*About this task*
Number of lines with the string "avatar" in the entries below: report it, and nothing besides.

[Dataset rows describing interfaces]

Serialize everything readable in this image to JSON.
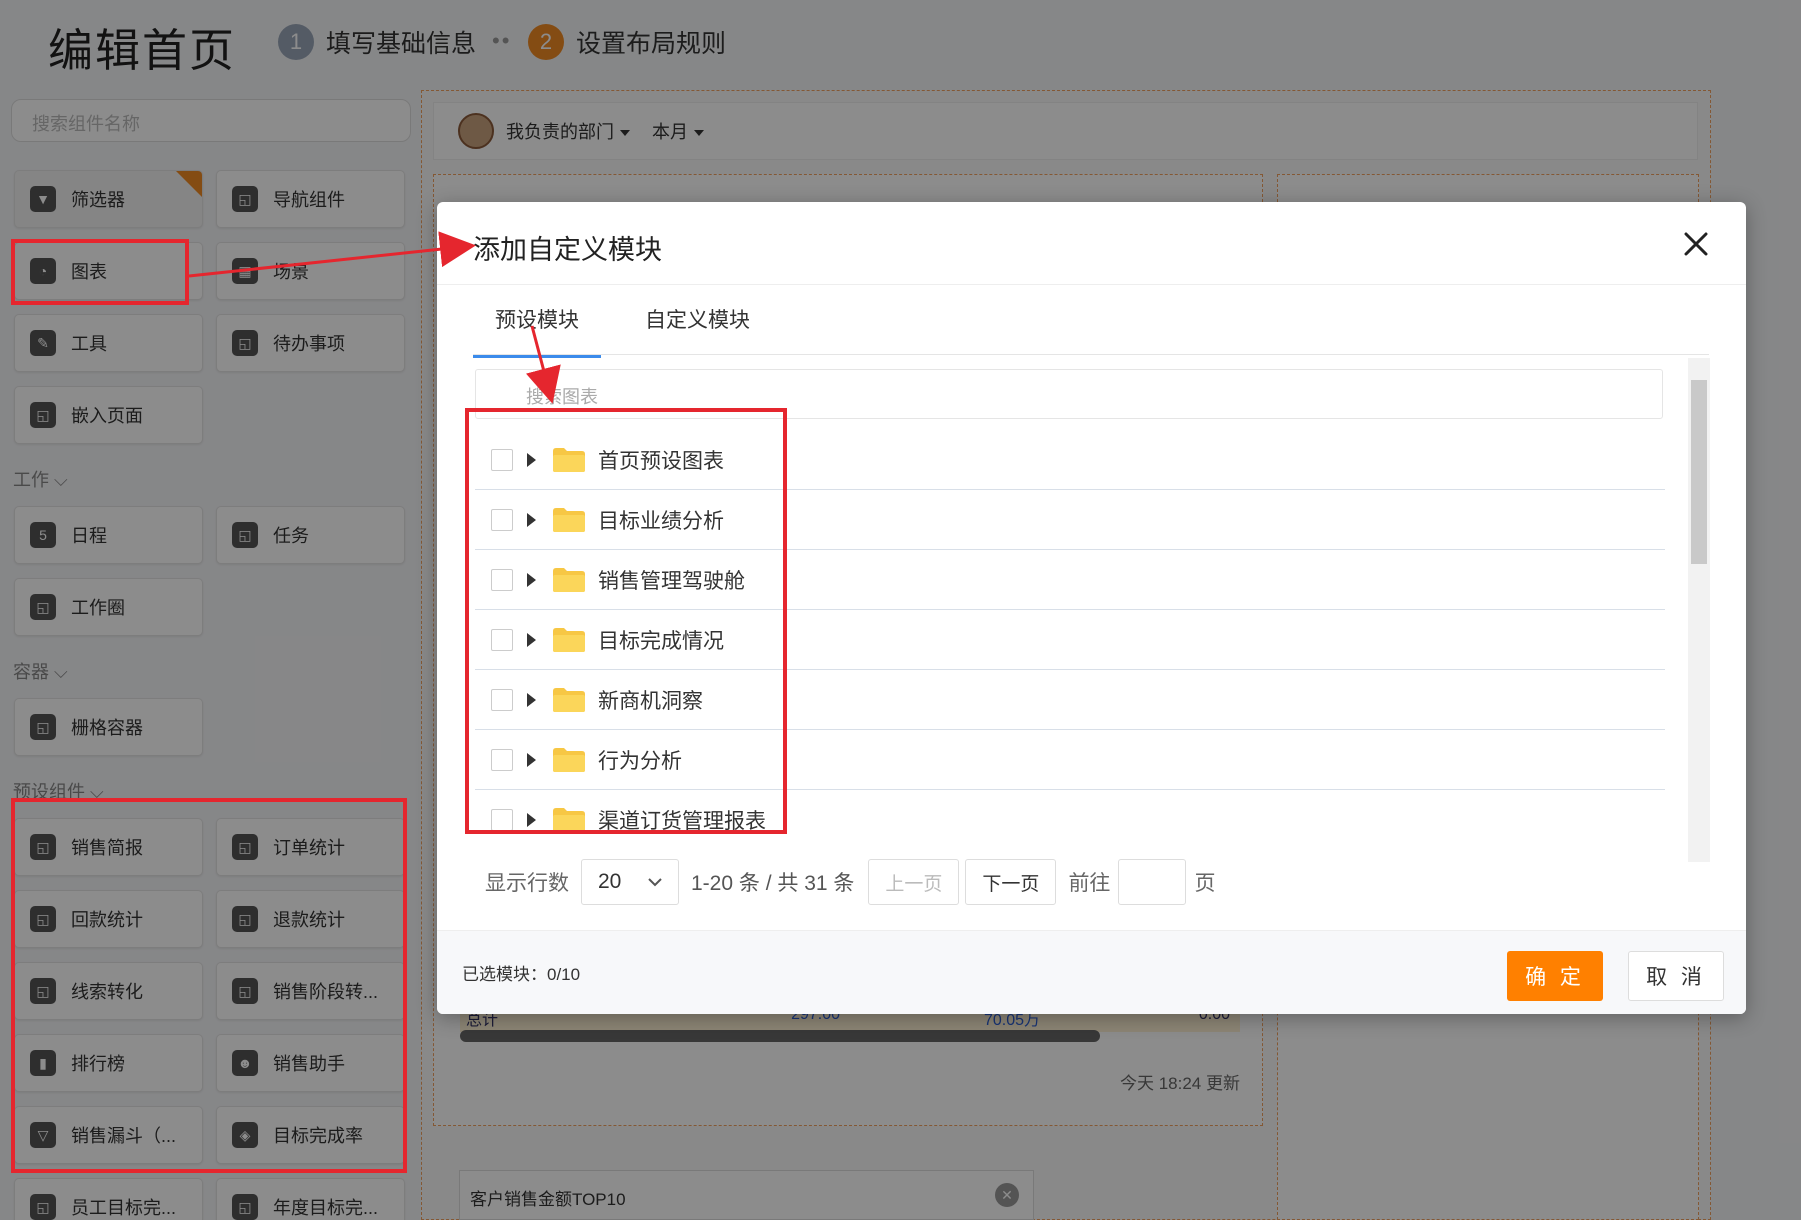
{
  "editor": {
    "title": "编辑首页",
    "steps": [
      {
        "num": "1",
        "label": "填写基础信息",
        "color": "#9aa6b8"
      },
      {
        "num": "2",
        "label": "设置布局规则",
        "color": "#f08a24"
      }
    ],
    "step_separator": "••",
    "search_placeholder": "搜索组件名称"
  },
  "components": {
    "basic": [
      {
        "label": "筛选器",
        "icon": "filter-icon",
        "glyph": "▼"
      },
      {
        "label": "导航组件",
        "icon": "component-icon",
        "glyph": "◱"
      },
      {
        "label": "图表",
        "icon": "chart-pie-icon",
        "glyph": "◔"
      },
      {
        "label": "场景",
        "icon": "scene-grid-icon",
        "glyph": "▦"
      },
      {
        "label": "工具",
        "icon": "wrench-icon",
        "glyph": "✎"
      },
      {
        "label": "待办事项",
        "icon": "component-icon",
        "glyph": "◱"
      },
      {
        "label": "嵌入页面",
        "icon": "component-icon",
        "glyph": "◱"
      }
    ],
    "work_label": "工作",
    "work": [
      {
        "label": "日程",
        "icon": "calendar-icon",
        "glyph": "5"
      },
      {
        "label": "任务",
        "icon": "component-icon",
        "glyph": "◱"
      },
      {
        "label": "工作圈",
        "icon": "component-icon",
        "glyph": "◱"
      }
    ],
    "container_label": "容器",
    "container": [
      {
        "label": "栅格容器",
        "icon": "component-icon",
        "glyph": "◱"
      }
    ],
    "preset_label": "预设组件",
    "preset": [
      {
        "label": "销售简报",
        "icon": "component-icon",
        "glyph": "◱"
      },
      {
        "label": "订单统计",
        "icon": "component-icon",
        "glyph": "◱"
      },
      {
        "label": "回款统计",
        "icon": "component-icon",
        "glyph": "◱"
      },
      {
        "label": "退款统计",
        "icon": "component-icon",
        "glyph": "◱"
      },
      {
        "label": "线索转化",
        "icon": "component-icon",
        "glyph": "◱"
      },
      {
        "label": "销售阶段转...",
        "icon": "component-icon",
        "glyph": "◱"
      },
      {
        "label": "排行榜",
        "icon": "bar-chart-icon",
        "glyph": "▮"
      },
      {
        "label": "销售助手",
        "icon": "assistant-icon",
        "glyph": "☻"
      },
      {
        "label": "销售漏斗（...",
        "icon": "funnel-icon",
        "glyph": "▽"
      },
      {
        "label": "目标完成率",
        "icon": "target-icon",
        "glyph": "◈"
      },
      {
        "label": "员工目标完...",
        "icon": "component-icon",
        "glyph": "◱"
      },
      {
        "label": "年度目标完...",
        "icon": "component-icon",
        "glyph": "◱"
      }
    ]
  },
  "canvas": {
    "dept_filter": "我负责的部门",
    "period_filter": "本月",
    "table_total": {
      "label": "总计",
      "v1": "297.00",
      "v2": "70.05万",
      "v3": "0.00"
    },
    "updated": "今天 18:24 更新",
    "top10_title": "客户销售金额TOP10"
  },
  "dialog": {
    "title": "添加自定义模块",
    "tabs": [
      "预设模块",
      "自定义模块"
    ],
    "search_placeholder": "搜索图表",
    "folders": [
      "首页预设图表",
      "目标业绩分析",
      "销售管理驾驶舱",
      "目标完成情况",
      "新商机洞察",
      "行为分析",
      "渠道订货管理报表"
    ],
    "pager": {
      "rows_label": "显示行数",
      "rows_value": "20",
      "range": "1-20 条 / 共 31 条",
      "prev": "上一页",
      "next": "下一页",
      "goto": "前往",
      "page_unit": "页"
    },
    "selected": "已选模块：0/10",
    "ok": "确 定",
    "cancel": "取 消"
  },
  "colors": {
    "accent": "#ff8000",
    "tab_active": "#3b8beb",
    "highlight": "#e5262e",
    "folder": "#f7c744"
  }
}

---

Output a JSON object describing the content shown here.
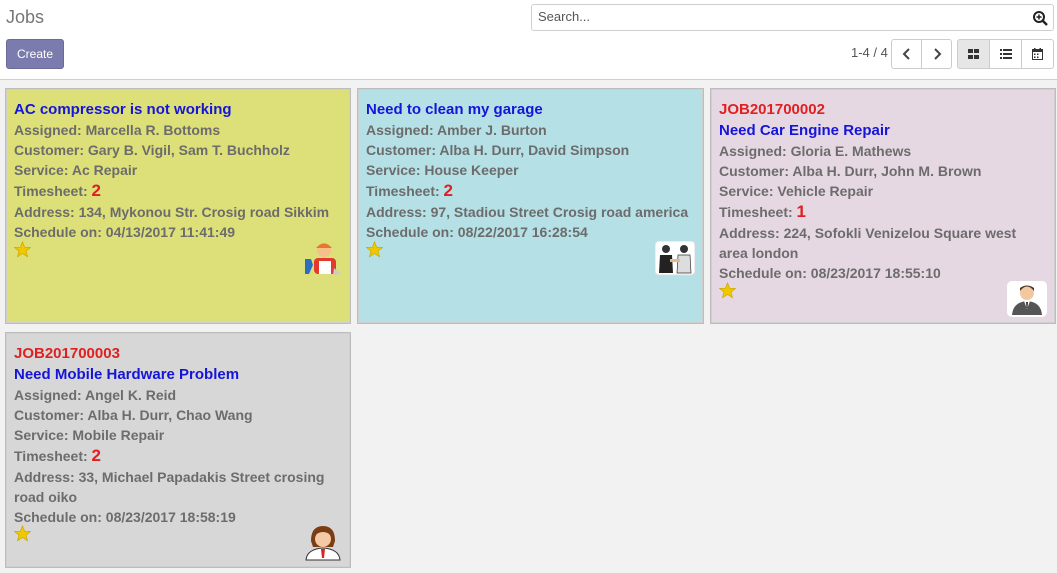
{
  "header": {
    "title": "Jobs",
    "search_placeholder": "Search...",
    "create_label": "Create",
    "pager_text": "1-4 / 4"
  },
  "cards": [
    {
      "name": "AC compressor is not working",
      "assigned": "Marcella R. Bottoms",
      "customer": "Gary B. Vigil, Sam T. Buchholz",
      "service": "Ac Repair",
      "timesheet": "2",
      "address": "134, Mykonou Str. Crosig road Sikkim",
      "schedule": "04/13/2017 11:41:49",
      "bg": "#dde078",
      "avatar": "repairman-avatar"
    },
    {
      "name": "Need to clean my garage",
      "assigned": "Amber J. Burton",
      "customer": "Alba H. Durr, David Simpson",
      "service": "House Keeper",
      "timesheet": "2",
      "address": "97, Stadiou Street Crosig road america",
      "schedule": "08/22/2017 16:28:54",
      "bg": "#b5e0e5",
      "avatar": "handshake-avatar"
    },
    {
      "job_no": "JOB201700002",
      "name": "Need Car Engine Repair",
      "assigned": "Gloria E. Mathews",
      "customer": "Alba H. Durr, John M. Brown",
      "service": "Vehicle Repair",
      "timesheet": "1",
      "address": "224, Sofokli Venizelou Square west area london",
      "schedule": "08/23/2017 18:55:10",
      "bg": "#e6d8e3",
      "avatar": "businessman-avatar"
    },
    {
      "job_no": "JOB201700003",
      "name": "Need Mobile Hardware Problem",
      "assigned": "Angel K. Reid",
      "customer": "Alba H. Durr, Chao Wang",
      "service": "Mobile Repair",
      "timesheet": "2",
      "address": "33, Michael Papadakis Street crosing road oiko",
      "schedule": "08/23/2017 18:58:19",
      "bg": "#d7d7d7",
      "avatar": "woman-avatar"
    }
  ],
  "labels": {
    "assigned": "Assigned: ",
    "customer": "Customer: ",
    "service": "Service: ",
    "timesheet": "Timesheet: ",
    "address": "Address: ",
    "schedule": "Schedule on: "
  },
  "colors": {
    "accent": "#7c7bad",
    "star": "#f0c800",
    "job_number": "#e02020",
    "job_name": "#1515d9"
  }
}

*Your response*
4